Operationally, the project is designed to capture approximately 90 percent of the CO2from a 240MW slipstream of flue gas from NRG's W.A. Parish power generation facility and to use or sequester 1.6 million tons of this greenhouse gas annually.
The captured CO2 will be used to enhance production at mature oil fields in the Gulf Coast region. The first site to use CO2 from the W.A. Parish carbon capture system is Hilcorp's West Ranch Oil Field. Through enhanced oil recovery ("EOR"), oil production is expected to be boosted from around 500 barrels per day to approximately 15,000 barrels per day during the project's peak years. This field is currently estimated to hold approximately 60 million barrels of oil recoverable from EOR operations.
The impetus for the project was born from the growing realization that CO2 emissions will be significantly regulated in the United States sooner rather than later. For example, EPA proposed in June 2014 a rule to cut carbon emissions, a regulation that is really targeting coal power plants, which emit more CO2 than natural gas power plants.

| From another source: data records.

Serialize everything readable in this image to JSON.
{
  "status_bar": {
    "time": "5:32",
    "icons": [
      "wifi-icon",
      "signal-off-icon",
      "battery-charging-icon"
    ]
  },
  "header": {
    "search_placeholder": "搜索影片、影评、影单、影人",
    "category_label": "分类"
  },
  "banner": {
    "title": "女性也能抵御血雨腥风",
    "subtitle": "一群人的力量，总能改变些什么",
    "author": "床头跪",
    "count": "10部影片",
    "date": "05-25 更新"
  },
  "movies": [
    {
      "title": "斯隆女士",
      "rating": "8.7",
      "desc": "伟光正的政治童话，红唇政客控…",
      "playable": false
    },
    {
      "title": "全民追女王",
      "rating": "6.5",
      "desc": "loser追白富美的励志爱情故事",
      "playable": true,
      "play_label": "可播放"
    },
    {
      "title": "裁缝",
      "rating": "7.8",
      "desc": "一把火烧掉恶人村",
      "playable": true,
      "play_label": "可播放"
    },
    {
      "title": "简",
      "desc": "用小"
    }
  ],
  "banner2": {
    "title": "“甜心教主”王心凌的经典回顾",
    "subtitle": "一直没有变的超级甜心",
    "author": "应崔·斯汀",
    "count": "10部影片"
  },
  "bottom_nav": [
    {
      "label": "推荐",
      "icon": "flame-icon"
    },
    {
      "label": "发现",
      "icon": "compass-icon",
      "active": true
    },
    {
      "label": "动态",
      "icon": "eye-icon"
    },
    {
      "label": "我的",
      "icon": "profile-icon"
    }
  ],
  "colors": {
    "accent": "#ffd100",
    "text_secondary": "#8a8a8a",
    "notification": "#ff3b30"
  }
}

Carbon capture technology is one way for power plant owners to comply with any new rules that may eventually be enacted. But the technology remains largely in the research and demonstration stages, mainly because it is very expensive with no offsetting increase in revenues or cost efficiency to pay for the capture systems.
That's where this project breaks through the status quo. PNCCP is the first carbon capture project that will pay for itself with incremental revenues (from oil sales) created by the project. NRG is already making plans to offer carbon capture development and construction to other coal power plant owners worldwide and will also encourage commercial lenders to enter the project finance market for CCS/EOR projects.
On balance, the project further reduces the carbon footprint of an otherwise highly efficient coal-fired generation facility, benefits the global environment by reducing CO2generally, and reduces the nation's dependence on foreign sources of oil by enhancing domestic oil production from legacy oil fields. From the perspective of JX, it permits the company to increase the amount of oil available domestically in Japan while furthering its presence in the U.S. market. Perhaps most importantly, it positions NRG and JX to offer the market a blueprint for bridging the commercial gap between the power industry and oil and gas industry in a manner that benefits both.
— Jerry Farano (+1.202.879.4691, firstname.lastname@example.org), Danielle Varnell(+1.202.879.4696, email@example.com), Jim Salerno (+1.212.326.3436,firstname.lastname@example.org), and Robert Ashley (+1.212.326.7886,email@example.com)